Apocalypse is an avoidance mechanism. But apocalypse is so compelling! There’s a reason why “The Day After Tomorrow” and “Waterworld” were produced. The challenge is figuring out the aesthetic is of a non-apocalyptic environmental writing while not downplaying the seriousness of environmental issues.
So how does someone tell the story of climate change in an intellectually honest way?
In academia there’s a sense that climate change is a problem unlike other problems. It doesn’t fit into traditional narrative models, so we need very avant-garde forms.
I disagree, mostly on pragmatic grounds. Climate change really is about cultural change. There are large powerful interests competing for subsidies to take over the next energy regime, so you can’t confine yourself to the avant garde.
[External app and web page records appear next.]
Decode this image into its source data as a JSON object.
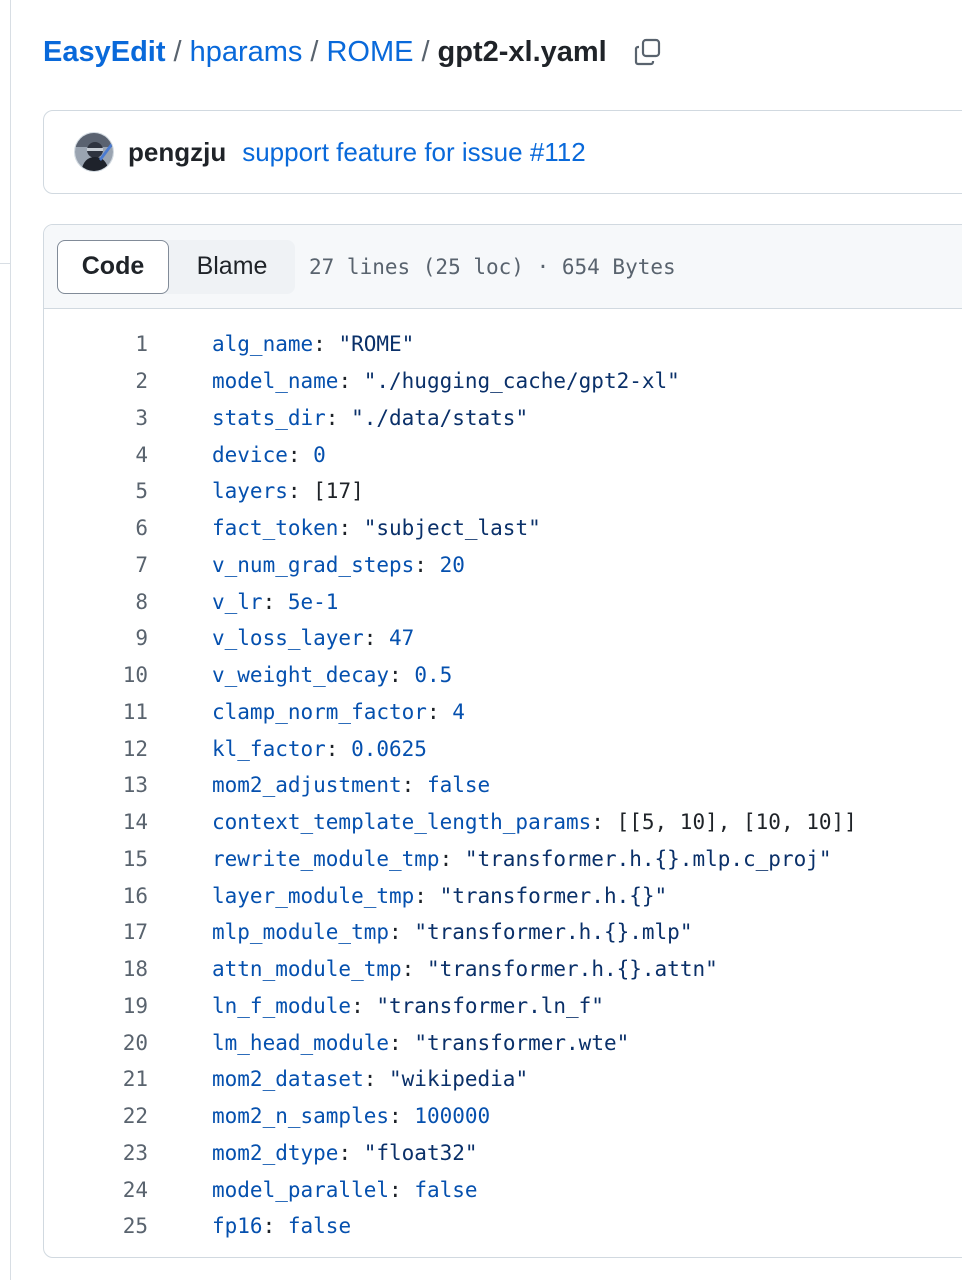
{
  "breadcrumb": {
    "repo": "EasyEdit",
    "sep": "/",
    "path": [
      "hparams",
      "ROME"
    ],
    "file": "gpt2-xl.yaml"
  },
  "icons": {
    "copy": "copy-icon",
    "avatar": "avatar-image"
  },
  "commit": {
    "author": "pengzju",
    "message": "support feature for issue #112"
  },
  "file_header": {
    "tabs": [
      "Code",
      "Blame"
    ],
    "active_tab": "Code",
    "meta": "27 lines (25 loc) · 654 Bytes"
  },
  "code": {
    "lines": [
      {
        "n": "1",
        "key": "alg_name",
        "sep": ": ",
        "val": "\"ROME\"",
        "kind": "string"
      },
      {
        "n": "2",
        "key": "model_name",
        "sep": ": ",
        "val": "\"./hugging_cache/gpt2-xl\"",
        "kind": "string"
      },
      {
        "n": "3",
        "key": "stats_dir",
        "sep": ": ",
        "val": "\"./data/stats\"",
        "kind": "string"
      },
      {
        "n": "4",
        "key": "device",
        "sep": ": ",
        "val": "0",
        "kind": "value"
      },
      {
        "n": "5",
        "key": "layers",
        "sep": ": ",
        "val": "[17]",
        "kind": "plain"
      },
      {
        "n": "6",
        "key": "fact_token",
        "sep": ": ",
        "val": "\"subject_last\"",
        "kind": "string"
      },
      {
        "n": "7",
        "key": "v_num_grad_steps",
        "sep": ": ",
        "val": "20",
        "kind": "value"
      },
      {
        "n": "8",
        "key": "v_lr",
        "sep": ": ",
        "val": "5e-1",
        "kind": "value"
      },
      {
        "n": "9",
        "key": "v_loss_layer",
        "sep": ": ",
        "val": "47",
        "kind": "value"
      },
      {
        "n": "10",
        "key": "v_weight_decay",
        "sep": ": ",
        "val": "0.5",
        "kind": "value"
      },
      {
        "n": "11",
        "key": "clamp_norm_factor",
        "sep": ": ",
        "val": "4",
        "kind": "value"
      },
      {
        "n": "12",
        "key": "kl_factor",
        "sep": ": ",
        "val": "0.0625",
        "kind": "value"
      },
      {
        "n": "13",
        "key": "mom2_adjustment",
        "sep": ": ",
        "val": "false",
        "kind": "value"
      },
      {
        "n": "14",
        "key": "context_template_length_params",
        "sep": ": ",
        "val": "[[5, 10], [10, 10]]",
        "kind": "plain"
      },
      {
        "n": "15",
        "key": "rewrite_module_tmp",
        "sep": ": ",
        "val": "\"transformer.h.{}.mlp.c_proj\"",
        "kind": "string"
      },
      {
        "n": "16",
        "key": "layer_module_tmp",
        "sep": ": ",
        "val": "\"transformer.h.{}\"",
        "kind": "string"
      },
      {
        "n": "17",
        "key": "mlp_module_tmp",
        "sep": ": ",
        "val": "\"transformer.h.{}.mlp\"",
        "kind": "string"
      },
      {
        "n": "18",
        "key": "attn_module_tmp",
        "sep": ": ",
        "val": "\"transformer.h.{}.attn\"",
        "kind": "string"
      },
      {
        "n": "19",
        "key": "ln_f_module",
        "sep": ": ",
        "val": "\"transformer.ln_f\"",
        "kind": "string"
      },
      {
        "n": "20",
        "key": "lm_head_module",
        "sep": ": ",
        "val": "\"transformer.wte\"",
        "kind": "string"
      },
      {
        "n": "21",
        "key": "mom2_dataset",
        "sep": ": ",
        "val": "\"wikipedia\"",
        "kind": "string"
      },
      {
        "n": "22",
        "key": "mom2_n_samples",
        "sep": ": ",
        "val": "100000",
        "kind": "value"
      },
      {
        "n": "23",
        "key": "mom2_dtype",
        "sep": ": ",
        "val": "\"float32\"",
        "kind": "string"
      },
      {
        "n": "24",
        "key": "model_parallel",
        "sep": ": ",
        "val": "false",
        "kind": "value"
      },
      {
        "n": "25",
        "key": "fp16",
        "sep": ": ",
        "val": "false",
        "kind": "value"
      }
    ]
  },
  "colors": {
    "link": "#0969da",
    "key": "#0550ae",
    "string": "#0a3069",
    "muted": "#59636e",
    "border": "#d1d9e0"
  }
}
One of the criticisms of the environmental movement is that it's a white, middle-class-dominated movement. There have been attempts to reach out, but they haven't always been successful. How does one go about addressing the disconnect?
I’m still haunted by one student. One of our assignments was to talk about a more or less natural environment. This student was a first-generation immigrant who grew up in an apartment. She had literally never been to a state park or some kind of public land.
We have a number of students whose parents are Hmong immigrants. They come from the mountains and they’re resettled in these flat hot places. They have these amazing gardens that they’ve recreated from Thailand or Cambodia.
The students have grown up with Mom’s “weird” herb garden and her “strange” medicines. But they’re distancing from it, not seeing it as part of their future, and instead seeing it as part of their past. When I show interest as their teacher, sometimes they can see the value in it, and recognize that it’s a truly interesting thing.
I hope they’ll think twice about abandoning it.